To see what I mean, forget all about quantum mechanics for a moment. Suppose I have two socks that are identical, except the one is red and the other one blue. I put them in two identical envelopes and ship one to you. The moment you open the envelope and see that your sock is red, you know that my sock is blue. That’s because the information about the color in the envelopes is correlated, and this correlation can span over large distances.
There isn’t any spooky action going on though because that correlation was created locally. Such correlations exist everywhere and are created all the time. Imagine for example you bounce a ball off a wall and it comes back. That transfers momentum to the wall. You can’t see how much, but you know that the total momentum is conserved, so the momentum of the wall is now correlated with that of the ball.
Entanglement is a correlation like this, it’s just that you can only create it with quantum particles. Suppose you have a particle with total spin zero that decays in two particles that can have spin either plus or minus one. One particle goes left, the other one right. You don’t know which particle has which spin, but you know that the total spin is conserved. So either the particle going to the right had spin plus one and the one going left minus one or the other way round.

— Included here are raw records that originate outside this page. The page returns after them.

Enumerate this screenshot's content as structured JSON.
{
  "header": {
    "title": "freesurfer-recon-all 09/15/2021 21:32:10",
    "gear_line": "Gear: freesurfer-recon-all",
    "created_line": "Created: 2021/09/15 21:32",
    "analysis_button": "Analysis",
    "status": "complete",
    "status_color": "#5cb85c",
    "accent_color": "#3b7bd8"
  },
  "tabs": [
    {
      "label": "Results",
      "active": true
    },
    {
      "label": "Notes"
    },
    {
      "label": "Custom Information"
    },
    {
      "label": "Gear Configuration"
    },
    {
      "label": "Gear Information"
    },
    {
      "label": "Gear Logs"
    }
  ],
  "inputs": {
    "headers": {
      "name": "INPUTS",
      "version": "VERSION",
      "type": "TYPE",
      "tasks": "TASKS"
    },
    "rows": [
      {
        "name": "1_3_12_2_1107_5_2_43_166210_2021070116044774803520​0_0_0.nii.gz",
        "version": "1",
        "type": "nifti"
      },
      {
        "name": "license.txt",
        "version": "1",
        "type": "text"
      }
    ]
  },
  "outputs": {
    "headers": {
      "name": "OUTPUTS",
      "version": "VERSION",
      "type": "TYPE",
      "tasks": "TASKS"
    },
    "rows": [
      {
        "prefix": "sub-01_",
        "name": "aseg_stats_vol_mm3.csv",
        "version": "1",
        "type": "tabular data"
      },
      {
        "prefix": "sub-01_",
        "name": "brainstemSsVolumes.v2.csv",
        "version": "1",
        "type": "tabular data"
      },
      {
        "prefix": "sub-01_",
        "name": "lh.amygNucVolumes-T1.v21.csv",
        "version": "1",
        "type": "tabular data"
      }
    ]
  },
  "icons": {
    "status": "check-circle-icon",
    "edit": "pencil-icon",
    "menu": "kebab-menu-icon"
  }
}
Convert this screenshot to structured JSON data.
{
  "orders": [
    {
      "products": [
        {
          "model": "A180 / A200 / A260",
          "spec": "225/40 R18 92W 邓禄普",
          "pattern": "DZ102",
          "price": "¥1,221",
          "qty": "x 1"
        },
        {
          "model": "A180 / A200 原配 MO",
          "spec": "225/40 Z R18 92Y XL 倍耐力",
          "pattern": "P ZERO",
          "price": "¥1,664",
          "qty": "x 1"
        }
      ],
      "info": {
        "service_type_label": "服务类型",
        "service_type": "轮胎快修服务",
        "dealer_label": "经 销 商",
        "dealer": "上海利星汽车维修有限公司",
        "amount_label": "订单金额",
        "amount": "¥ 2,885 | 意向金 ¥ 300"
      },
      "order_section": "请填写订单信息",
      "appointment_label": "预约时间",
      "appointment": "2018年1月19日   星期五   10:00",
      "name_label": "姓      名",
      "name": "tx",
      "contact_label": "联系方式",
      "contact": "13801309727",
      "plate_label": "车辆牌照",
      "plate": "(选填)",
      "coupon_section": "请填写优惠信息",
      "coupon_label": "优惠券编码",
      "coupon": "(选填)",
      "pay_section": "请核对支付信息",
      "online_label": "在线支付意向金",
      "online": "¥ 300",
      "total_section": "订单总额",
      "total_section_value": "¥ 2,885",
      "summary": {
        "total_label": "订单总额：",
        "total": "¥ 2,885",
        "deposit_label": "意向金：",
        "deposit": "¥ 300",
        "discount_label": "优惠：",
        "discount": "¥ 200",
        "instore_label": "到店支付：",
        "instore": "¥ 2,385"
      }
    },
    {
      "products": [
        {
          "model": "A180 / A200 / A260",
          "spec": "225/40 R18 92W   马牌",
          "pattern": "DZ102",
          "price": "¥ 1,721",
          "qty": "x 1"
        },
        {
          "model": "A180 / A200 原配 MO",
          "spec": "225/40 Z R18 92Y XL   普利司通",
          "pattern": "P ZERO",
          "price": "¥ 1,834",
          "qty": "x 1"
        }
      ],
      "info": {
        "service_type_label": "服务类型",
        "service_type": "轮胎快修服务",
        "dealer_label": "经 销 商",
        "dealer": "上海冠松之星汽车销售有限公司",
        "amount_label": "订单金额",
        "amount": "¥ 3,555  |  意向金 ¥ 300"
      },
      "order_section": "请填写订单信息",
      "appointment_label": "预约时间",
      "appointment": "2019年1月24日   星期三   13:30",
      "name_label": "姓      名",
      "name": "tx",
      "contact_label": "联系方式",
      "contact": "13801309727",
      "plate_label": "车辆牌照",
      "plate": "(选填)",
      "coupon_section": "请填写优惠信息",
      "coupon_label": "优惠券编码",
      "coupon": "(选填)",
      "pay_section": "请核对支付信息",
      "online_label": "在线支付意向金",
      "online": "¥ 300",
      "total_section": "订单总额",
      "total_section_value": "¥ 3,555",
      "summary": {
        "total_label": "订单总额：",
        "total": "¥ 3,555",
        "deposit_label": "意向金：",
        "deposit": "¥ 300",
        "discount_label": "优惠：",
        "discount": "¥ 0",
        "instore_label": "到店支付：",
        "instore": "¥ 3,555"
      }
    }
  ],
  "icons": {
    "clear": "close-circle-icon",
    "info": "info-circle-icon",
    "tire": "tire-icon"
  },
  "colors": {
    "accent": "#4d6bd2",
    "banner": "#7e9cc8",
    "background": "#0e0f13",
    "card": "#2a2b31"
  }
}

According to quantum mechanics, before you have measured one of the particles, both possibilities exist. You can then measure the correlations between the spins of both particles with two detectors on the left and right side. It turns out that the entanglement correlations can in certain circumstances be stronger than non-quantum correlations. That’s what makes them so interesting. But there’s no spooky action in the correlation themselves. These correlations were created locally. What Einstein worried about instead is that once you measure the particle on one side, the wave-function for the particle on the other side changes.
But isn’t this the same with the two socks? Before you open the envelope the probability was 50-50 and then when you open it, it jumps to 100:0. But there’s no spooky action going on there. It’s just that the probability was a statement about what you knew, and not about what really was the case. Really, which sock was in which envelope was already decided the time I sent them.
Yes, that explains the case for the socks. But in quantum mechanics, that explanation does not work. If you think that really it was decided already which spin went into which direction when they were emitted, that will not create sufficiently strong correlations. It’s just incompatible with observations. Einstein did not know that. These experiments were done only after he died. But he knew that using entangled states you can demonstrate whether spooky action is real, or not.
I will admit that I’m a little defensive of good, old Albert Einstein because I feel that a lot of people too cheerfully declare that Einstein was wrong about quantum mechanics. But if you read what Einstein actually wrote, he was exceedingly careful in expressing himself and yet most physicists dismissed his concerns. In April 1948, he repeats his argument to Born. He writes that a measurement on one part of the wave-function is a “physical intervention” and that “such an intervention cannot immediately influence the physically reality in a distant part of space.” Einstein concludes:
“For this reason I tend to believe that quantum mechanics is an incomplete and indirect description of reality which will later be replaced by a complete and direct one.”
So, Einstein did not think that quantum mechanics was wrong. He thought it was incomplete, that something fundamental was missing in it. And in my reading, the term “spooky action at a distance” referred to the measurement update, not to entanglement.